Your Honor, there are no specific statistics on it, insofar as the record and the congressional reports indicate that it could hardly be described as a widespread practice, but there were instances of it being done.
I don't think that there is any really -- really available figures on the -- the precise percentage of instances, but I think it is fair to characterize it as a -- as not a widespread practice, as a limited, relatively few of the 7000 plus units that were built.
Now, the issue in this case is the appellee's right to engage in this practice of transient rentals.
Now, on December 1949, the appellee was incorporated in the State of South Carolina for the purpose of obtaining Section 608 insurance of a mortgage covering a 12-storey apartment house to be constructed in Charleston.
Consistent with this purpose, it's charter which was prepared on a standard FHA form, specifically prohibited it from engaging in any business other than a construction and operation of a rental housing project so long as any of its property was subject to FHA insurance -- insured mortgage.

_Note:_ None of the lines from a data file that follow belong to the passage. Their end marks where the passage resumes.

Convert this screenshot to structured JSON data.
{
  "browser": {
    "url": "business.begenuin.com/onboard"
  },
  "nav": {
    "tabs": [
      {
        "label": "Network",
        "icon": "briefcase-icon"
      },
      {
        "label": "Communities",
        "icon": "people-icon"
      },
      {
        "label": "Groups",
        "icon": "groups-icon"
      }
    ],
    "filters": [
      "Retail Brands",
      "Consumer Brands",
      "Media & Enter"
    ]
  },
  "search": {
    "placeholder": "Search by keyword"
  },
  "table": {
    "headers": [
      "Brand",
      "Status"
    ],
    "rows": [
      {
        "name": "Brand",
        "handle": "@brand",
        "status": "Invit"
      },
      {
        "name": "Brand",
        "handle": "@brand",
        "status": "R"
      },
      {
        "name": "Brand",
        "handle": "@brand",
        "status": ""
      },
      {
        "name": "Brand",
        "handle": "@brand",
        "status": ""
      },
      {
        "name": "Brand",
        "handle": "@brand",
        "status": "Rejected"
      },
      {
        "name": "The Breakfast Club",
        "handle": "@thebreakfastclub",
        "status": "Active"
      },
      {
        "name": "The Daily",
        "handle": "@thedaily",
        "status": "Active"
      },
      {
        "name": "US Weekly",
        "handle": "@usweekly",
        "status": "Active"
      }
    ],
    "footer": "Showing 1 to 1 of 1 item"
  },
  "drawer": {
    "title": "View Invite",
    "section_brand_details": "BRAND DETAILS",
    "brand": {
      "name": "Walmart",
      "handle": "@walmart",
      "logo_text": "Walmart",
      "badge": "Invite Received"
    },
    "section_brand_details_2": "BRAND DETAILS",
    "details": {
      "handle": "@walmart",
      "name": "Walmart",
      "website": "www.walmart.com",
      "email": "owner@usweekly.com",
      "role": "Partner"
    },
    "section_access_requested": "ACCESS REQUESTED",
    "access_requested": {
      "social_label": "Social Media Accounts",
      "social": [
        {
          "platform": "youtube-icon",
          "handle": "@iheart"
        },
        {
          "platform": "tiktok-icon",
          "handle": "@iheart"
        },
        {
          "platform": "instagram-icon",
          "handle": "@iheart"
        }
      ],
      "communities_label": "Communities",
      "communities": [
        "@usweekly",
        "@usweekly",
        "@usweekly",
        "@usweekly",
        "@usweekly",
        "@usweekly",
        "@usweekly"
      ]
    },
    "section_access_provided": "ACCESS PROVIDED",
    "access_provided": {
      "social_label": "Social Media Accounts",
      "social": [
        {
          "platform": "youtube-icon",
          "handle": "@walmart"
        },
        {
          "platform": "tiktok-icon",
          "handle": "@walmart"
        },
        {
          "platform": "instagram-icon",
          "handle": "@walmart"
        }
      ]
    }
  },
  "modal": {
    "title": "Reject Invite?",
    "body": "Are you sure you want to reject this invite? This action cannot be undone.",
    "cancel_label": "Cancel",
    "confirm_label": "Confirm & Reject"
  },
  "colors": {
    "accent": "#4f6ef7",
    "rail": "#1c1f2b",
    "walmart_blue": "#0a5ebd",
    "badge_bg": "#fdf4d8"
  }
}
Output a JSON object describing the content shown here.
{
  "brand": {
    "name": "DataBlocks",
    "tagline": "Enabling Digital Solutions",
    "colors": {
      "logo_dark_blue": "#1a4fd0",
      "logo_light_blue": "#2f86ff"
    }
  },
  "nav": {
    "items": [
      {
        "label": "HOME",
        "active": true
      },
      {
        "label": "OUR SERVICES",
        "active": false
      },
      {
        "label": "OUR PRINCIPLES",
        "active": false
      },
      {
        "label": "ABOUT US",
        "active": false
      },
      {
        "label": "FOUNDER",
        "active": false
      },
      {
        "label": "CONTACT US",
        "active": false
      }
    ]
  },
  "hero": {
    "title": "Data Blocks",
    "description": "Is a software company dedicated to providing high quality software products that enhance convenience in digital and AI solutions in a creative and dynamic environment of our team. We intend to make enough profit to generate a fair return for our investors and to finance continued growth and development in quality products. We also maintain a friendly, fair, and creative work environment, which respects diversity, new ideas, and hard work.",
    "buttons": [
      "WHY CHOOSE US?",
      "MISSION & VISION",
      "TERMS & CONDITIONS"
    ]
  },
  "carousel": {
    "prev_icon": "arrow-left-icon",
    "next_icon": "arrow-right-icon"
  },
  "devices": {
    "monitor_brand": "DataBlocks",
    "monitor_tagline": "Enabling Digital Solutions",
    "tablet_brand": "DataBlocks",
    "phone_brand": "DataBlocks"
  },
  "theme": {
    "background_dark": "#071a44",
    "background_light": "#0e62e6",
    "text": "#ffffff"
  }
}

The appellee submitted an application to the FHA for a mortgage commitment on a -- this proposed project.
This application was disapproved by the local FHA officials, because the chief underwriter was dissatisfied with the location, which the apartment house was to have.
At the insistence of the appellee however, the rejection by the local officials was reversed by the FHA officials in Washington and the mortgage commitment was authorized not withstanding the local objection to the location at which the project was to be built.
Project was completed in July 1951 and in September 1951 as it was required to do under its charter and under the regulations, the appellee submitted and the Federal Housing Administration approved a proposed schedule of maximum monthly rentals.
And this schedule contained no indication that the appellee intended to furnish any of the partners.
One month later however, with the aid of a parent corporation which held all but three of the 1999 shares of common stock in a dollar form, the appellee engaged on a course of conduct concealed from the FHA which in the words of the Court below was a subterfuge.
First, without seeking FHA approval, the parent corporation furnished a number of appellees apartments and the tenants of those apartments were charged $15 to $20 a month in addition to the scheduled approved rentals.
This additional rental however was paid to the parent corporation so that it appeared that appellee was maintaining its schedule of rentals.